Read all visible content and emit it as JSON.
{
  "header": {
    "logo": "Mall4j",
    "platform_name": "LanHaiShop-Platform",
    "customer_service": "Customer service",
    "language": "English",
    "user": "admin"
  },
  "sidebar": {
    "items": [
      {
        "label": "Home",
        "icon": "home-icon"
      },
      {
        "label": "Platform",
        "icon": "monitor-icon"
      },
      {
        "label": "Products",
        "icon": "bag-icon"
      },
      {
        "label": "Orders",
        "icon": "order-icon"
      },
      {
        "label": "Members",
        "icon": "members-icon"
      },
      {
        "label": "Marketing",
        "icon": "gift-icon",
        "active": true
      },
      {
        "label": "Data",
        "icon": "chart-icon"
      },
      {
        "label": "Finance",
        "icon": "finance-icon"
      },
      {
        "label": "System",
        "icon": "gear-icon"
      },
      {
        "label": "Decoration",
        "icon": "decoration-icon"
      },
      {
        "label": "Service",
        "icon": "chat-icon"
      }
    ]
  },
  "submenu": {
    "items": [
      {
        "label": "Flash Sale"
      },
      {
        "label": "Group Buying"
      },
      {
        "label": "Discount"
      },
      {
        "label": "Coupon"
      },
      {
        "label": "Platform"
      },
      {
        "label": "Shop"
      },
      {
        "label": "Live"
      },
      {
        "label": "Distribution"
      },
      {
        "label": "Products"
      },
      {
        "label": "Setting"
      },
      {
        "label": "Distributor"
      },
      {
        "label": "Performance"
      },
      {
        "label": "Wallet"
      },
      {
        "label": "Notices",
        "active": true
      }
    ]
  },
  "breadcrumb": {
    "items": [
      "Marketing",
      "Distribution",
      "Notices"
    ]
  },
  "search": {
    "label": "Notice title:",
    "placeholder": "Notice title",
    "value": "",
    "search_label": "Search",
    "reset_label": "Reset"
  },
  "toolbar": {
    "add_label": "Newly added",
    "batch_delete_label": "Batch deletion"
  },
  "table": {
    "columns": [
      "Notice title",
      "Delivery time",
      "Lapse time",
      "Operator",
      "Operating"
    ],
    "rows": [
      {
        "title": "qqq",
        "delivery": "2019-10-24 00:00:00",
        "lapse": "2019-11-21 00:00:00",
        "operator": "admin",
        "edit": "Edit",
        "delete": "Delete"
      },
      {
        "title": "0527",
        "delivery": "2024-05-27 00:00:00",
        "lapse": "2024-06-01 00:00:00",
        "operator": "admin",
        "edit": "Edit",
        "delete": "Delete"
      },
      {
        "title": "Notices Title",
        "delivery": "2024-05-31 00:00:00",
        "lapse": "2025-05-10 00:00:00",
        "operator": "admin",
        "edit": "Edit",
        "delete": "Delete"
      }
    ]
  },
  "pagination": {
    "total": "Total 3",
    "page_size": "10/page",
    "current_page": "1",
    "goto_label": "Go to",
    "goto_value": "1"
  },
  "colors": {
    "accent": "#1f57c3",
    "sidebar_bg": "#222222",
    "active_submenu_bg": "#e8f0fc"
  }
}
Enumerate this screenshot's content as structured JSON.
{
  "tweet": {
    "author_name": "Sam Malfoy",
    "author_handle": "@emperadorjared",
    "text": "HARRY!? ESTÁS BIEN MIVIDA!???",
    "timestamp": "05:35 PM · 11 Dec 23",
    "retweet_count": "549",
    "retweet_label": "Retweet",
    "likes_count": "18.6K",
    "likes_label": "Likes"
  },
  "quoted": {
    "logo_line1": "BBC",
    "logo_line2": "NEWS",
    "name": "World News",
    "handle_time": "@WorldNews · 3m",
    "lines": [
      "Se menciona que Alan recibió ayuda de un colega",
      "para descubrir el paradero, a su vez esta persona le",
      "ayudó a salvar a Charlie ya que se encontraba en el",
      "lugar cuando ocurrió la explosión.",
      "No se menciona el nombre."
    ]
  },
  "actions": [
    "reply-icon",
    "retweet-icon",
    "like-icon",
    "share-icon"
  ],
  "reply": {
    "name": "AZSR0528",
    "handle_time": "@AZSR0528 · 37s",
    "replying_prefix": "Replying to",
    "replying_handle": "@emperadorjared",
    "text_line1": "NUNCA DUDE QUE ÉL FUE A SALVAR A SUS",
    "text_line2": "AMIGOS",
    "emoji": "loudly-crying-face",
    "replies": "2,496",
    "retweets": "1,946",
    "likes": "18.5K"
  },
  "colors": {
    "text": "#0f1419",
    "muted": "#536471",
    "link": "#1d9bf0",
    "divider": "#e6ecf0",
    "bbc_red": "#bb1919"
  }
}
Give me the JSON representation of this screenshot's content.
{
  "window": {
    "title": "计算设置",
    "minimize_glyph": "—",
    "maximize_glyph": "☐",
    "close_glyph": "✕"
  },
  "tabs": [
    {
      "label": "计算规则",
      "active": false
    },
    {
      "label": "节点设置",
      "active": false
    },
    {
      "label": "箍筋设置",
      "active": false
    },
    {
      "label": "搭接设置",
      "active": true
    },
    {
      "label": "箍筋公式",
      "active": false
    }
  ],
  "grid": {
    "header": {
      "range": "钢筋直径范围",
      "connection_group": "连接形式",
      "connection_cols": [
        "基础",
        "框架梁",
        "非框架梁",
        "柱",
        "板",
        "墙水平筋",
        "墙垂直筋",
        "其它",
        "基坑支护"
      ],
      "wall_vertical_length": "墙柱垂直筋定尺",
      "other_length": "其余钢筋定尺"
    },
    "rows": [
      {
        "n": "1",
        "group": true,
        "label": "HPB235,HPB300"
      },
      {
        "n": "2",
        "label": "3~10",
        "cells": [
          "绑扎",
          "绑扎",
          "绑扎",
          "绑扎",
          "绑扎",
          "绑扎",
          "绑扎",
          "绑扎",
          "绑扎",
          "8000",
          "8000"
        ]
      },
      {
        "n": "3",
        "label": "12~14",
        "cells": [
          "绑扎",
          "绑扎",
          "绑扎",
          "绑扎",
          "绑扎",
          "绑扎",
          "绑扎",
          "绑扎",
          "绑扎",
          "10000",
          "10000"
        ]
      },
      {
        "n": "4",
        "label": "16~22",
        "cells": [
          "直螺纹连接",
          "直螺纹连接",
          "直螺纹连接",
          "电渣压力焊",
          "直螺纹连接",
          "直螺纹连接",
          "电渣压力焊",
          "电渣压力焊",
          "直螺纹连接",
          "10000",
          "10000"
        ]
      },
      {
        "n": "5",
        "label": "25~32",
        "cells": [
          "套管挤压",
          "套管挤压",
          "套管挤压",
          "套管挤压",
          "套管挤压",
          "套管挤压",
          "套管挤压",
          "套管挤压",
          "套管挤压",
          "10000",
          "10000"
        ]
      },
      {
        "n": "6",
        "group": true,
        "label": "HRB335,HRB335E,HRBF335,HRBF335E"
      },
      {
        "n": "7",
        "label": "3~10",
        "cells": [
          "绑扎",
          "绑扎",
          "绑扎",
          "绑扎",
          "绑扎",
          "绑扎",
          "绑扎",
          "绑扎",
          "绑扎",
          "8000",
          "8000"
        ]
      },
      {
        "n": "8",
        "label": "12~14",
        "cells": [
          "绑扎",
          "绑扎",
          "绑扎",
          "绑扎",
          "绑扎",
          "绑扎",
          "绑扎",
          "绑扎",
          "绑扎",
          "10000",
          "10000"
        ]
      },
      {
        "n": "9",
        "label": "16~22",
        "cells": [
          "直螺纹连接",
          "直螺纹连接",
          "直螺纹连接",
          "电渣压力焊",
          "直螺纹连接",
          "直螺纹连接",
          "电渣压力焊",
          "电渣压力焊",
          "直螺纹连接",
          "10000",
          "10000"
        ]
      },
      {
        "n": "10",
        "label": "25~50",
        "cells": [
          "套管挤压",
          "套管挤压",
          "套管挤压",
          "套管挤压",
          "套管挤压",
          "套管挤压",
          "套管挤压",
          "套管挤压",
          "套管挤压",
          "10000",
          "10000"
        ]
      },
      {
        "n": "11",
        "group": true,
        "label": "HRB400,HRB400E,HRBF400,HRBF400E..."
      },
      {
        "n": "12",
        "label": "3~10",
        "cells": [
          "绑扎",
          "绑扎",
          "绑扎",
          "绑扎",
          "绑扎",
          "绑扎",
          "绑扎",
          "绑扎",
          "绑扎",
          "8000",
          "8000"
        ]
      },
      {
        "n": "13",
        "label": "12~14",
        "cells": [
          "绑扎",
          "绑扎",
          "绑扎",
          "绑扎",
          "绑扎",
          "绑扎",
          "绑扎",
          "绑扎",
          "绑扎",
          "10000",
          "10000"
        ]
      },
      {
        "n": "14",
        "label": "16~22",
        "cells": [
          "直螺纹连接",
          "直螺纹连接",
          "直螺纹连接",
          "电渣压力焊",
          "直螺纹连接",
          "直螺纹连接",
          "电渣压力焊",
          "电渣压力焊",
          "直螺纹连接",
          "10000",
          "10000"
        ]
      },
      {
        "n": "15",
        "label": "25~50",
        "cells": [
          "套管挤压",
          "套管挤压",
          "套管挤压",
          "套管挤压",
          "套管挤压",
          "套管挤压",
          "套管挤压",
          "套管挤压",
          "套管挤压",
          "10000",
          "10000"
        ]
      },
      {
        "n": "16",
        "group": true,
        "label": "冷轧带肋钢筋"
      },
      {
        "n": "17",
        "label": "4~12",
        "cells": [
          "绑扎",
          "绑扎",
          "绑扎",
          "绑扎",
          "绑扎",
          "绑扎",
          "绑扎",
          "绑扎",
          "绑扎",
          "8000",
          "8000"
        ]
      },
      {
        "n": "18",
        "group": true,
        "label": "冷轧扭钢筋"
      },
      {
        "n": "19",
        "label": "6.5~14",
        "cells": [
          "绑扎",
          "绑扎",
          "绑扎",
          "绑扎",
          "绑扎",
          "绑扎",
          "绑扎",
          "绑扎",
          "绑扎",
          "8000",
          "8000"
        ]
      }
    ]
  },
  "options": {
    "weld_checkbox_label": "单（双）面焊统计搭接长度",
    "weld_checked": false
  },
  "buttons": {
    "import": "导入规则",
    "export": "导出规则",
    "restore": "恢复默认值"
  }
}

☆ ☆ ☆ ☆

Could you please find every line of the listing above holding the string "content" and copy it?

Exercise response:
Read all visible content and emit it as JSON.
Enumerate this screenshot's content as structured JSON.
Give me the JSON representation of this screenshot's content.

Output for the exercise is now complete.